═══ Information given

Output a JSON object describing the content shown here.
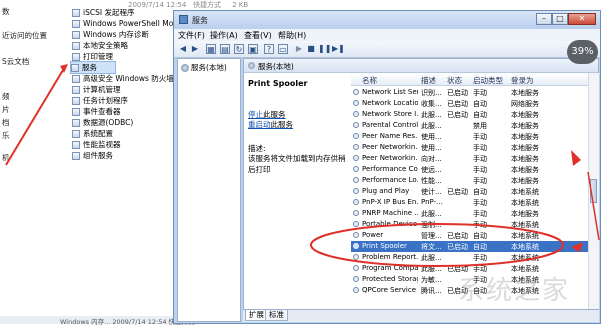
{
  "left_strip": {
    "items": [
      "数",
      "近访问的位置",
      "S云文档",
      "频",
      "片",
      "档",
      "乐",
      "机"
    ]
  },
  "tree": {
    "top_meta": [
      "2009/7/14 12:54",
      "快捷方式",
      "2 KB"
    ],
    "items": [
      {
        "label": "iSCSI 发起程序"
      },
      {
        "label": "Windows PowerShell Modules"
      },
      {
        "label": "Windows 内存诊断"
      },
      {
        "label": "本地安全策略"
      },
      {
        "label": "打印管理"
      },
      {
        "label": "服务",
        "selected": true
      },
      {
        "label": "高级安全 Windows 防火墙"
      },
      {
        "label": "计算机管理"
      },
      {
        "label": "任务计划程序"
      },
      {
        "label": "事件查看器"
      },
      {
        "label": "数据源(ODBC)"
      },
      {
        "label": "系统配置"
      },
      {
        "label": "性能监视器"
      },
      {
        "label": "组件服务"
      }
    ],
    "bottom_meta": "Windows 内存... 2009/7/14 12:54 快捷方式"
  },
  "window": {
    "title": "服务",
    "menu": [
      "文件(F)",
      "操作(A)",
      "查看(V)",
      "帮助(H)"
    ],
    "nav_item": "服务(本地)",
    "header": "服务(本地)",
    "selected_title": "Print Spooler",
    "link_stop_prefix": "停止",
    "link_stop_text": "此服务",
    "link_restart_prefix": "重启动",
    "link_restart_text": "此服务",
    "desc_label": "描述:",
    "desc_text": "该服务将文件加载到内存供稍后打印",
    "columns": {
      "name": "名称",
      "desc": "描述",
      "status": "状态",
      "startup": "启动类型",
      "logon": "登录为"
    },
    "services": [
      {
        "name": "Network List Ser...",
        "desc": "识别...",
        "status": "已启动",
        "startup": "手动",
        "logon": "本地服务"
      },
      {
        "name": "Network Locatio...",
        "desc": "收集...",
        "status": "已启动",
        "startup": "自动",
        "logon": "网络服务"
      },
      {
        "name": "Network Store I...",
        "desc": "此服...",
        "status": "已启动",
        "startup": "自动",
        "logon": "本地服务"
      },
      {
        "name": "Parental Controls",
        "desc": "此服...",
        "status": "",
        "startup": "禁用",
        "logon": "本地服务"
      },
      {
        "name": "Peer Name Res...",
        "desc": "使用...",
        "status": "",
        "startup": "手动",
        "logon": "本地服务"
      },
      {
        "name": "Peer Networkin...",
        "desc": "使用...",
        "status": "",
        "startup": "手动",
        "logon": "本地服务"
      },
      {
        "name": "Peer Networkin...",
        "desc": "向对...",
        "status": "",
        "startup": "手动",
        "logon": "本地服务"
      },
      {
        "name": "Performance Co...",
        "desc": "使远...",
        "status": "",
        "startup": "手动",
        "logon": "本地服务"
      },
      {
        "name": "Performance Lo...",
        "desc": "性能...",
        "status": "",
        "startup": "手动",
        "logon": "本地服务"
      },
      {
        "name": "Plug and Play",
        "desc": "使计...",
        "status": "已启动",
        "startup": "自动",
        "logon": "本地系统"
      },
      {
        "name": "PnP-X IP Bus En...",
        "desc": "PnP-...",
        "status": "",
        "startup": "手动",
        "logon": "本地系统"
      },
      {
        "name": "PNRP Machine ...",
        "desc": "此服...",
        "status": "",
        "startup": "手动",
        "logon": "本地服务"
      },
      {
        "name": "Portable Device ...",
        "desc": "强制...",
        "status": "",
        "startup": "手动",
        "logon": "本地系统"
      },
      {
        "name": "Power",
        "desc": "管理...",
        "status": "已启动",
        "startup": "自动",
        "logon": "本地系统"
      },
      {
        "name": "Print Spooler",
        "desc": "将文...",
        "status": "已启动",
        "startup": "自动",
        "logon": "本地系统",
        "selected": true
      },
      {
        "name": "Problem Report...",
        "desc": "此服...",
        "status": "",
        "startup": "手动",
        "logon": "本地系统"
      },
      {
        "name": "Program Compa...",
        "desc": "此服...",
        "status": "已启动",
        "startup": "手动",
        "logon": "本地系统"
      },
      {
        "name": "Protected Storage",
        "desc": "为敏...",
        "status": "",
        "startup": "手动",
        "logon": "本地系统"
      },
      {
        "name": "QPCore Service",
        "desc": "腾讯...",
        "status": "已启动",
        "startup": "自动",
        "logon": "本地系统"
      }
    ],
    "tabs": [
      "扩展",
      "标准"
    ]
  },
  "zoom_badge": "39%",
  "watermark": "系统之家",
  "colors": {
    "selection": "#3a73c6",
    "annotation": "#e0302a"
  }
}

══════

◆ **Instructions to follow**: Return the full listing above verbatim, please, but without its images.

◆ **Answer to the problem**:
Output a JSON object describing the content shown here.
{
  "left_strip": {
    "items": [
      "数",
      "近访问的位置",
      "S云文档",
      "频",
      "片",
      "档",
      "乐",
      "机"
    ]
  },
  "tree": {
    "top_meta": [
      "2009/7/14 12:54",
      "快捷方式",
      "2 KB"
    ],
    "items": [
      {
        "label": "iSCSI 发起程序"
      },
      {
        "label": "Windows PowerShell Modules"
      },
      {
        "label": "Windows 内存诊断"
      },
      {
        "label": "本地安全策略"
      },
      {
        "label": "打印管理"
      },
      {
        "label": "服务",
        "selected": true
      },
      {
        "label": "高级安全 Windows 防火墙"
      },
      {
        "label": "计算机管理"
      },
      {
        "label": "任务计划程序"
      },
      {
        "label": "事件查看器"
      },
      {
        "label": "数据源(ODBC)"
      },
      {
        "label": "系统配置"
      },
      {
        "label": "性能监视器"
      },
      {
        "label": "组件服务"
      }
    ],
    "bottom_meta": "Windows 内存... 2009/7/14 12:54 快捷方式"
  },
  "window": {
    "title": "服务",
    "menu": [
      "文件(F)",
      "操作(A)",
      "查看(V)",
      "帮助(H)"
    ],
    "nav_item": "服务(本地)",
    "header": "服务(本地)",
    "selected_title": "Print Spooler",
    "link_stop_prefix": "停止",
    "link_stop_text": "此服务",
    "link_restart_prefix": "重启动",
    "link_restart_text": "此服务",
    "desc_label": "描述:",
    "desc_text": "该服务将文件加载到内存供稍后打印",
    "columns": {
      "name": "名称",
      "desc": "描述",
      "status": "状态",
      "startup": "启动类型",
      "logon": "登录为"
    },
    "services": [
      {
        "name": "Network List Ser...",
        "desc": "识别...",
        "status": "已启动",
        "startup": "手动",
        "logon": "本地服务"
      },
      {
        "name": "Network Locatio...",
        "desc": "收集...",
        "status": "已启动",
        "startup": "自动",
        "logon": "网络服务"
      },
      {
        "name": "Network Store I...",
        "desc": "此服...",
        "status": "已启动",
        "startup": "自动",
        "logon": "本地服务"
      },
      {
        "name": "Parental Controls",
        "desc": "此服...",
        "status": "",
        "startup": "禁用",
        "logon": "本地服务"
      },
      {
        "name": "Peer Name Res...",
        "desc": "使用...",
        "status": "",
        "startup": "手动",
        "logon": "本地服务"
      },
      {
        "name": "Peer Networkin...",
        "desc": "使用...",
        "status": "",
        "startup": "手动",
        "logon": "本地服务"
      },
      {
        "name": "Peer Networkin...",
        "desc": "向对...",
        "status": "",
        "startup": "手动",
        "logon": "本地服务"
      },
      {
        "name": "Performance Co...",
        "desc": "使远...",
        "status": "",
        "startup": "手动",
        "logon": "本地服务"
      },
      {
        "name": "Performance Lo...",
        "desc": "性能...",
        "status": "",
        "startup": "手动",
        "logon": "本地服务"
      },
      {
        "name": "Plug and Play",
        "desc": "使计...",
        "status": "已启动",
        "startup": "自动",
        "logon": "本地系统"
      },
      {
        "name": "PnP-X IP Bus En...",
        "desc": "PnP-...",
        "status": "",
        "startup": "手动",
        "logon": "本地系统"
      },
      {
        "name": "PNRP Machine ...",
        "desc": "此服...",
        "status": "",
        "startup": "手动",
        "logon": "本地服务"
      },
      {
        "name": "Portable Device ...",
        "desc": "强制...",
        "status": "",
        "startup": "手动",
        "logon": "本地系统"
      },
      {
        "name": "Power",
        "desc": "管理...",
        "status": "已启动",
        "startup": "自动",
        "logon": "本地系统"
      },
      {
        "name": "Print Spooler",
        "desc": "将文...",
        "status": "已启动",
        "startup": "自动",
        "logon": "本地系统",
        "selected": true
      },
      {
        "name": "Problem Report...",
        "desc": "此服...",
        "status": "",
        "startup": "手动",
        "logon": "本地系统"
      },
      {
        "name": "Program Compa...",
        "desc": "此服...",
        "status": "已启动",
        "startup": "手动",
        "logon": "本地系统"
      },
      {
        "name": "Protected Storage",
        "desc": "为敏...",
        "status": "",
        "startup": "手动",
        "logon": "本地系统"
      },
      {
        "name": "QPCore Service",
        "desc": "腾讯...",
        "status": "已启动",
        "startup": "自动",
        "logon": "本地系统"
      }
    ],
    "tabs": [
      "扩展",
      "标准"
    ]
  },
  "zoom_badge": "39%",
  "watermark": "系统之家",
  "colors": {
    "selection": "#3a73c6",
    "annotation": "#e0302a"
  }
}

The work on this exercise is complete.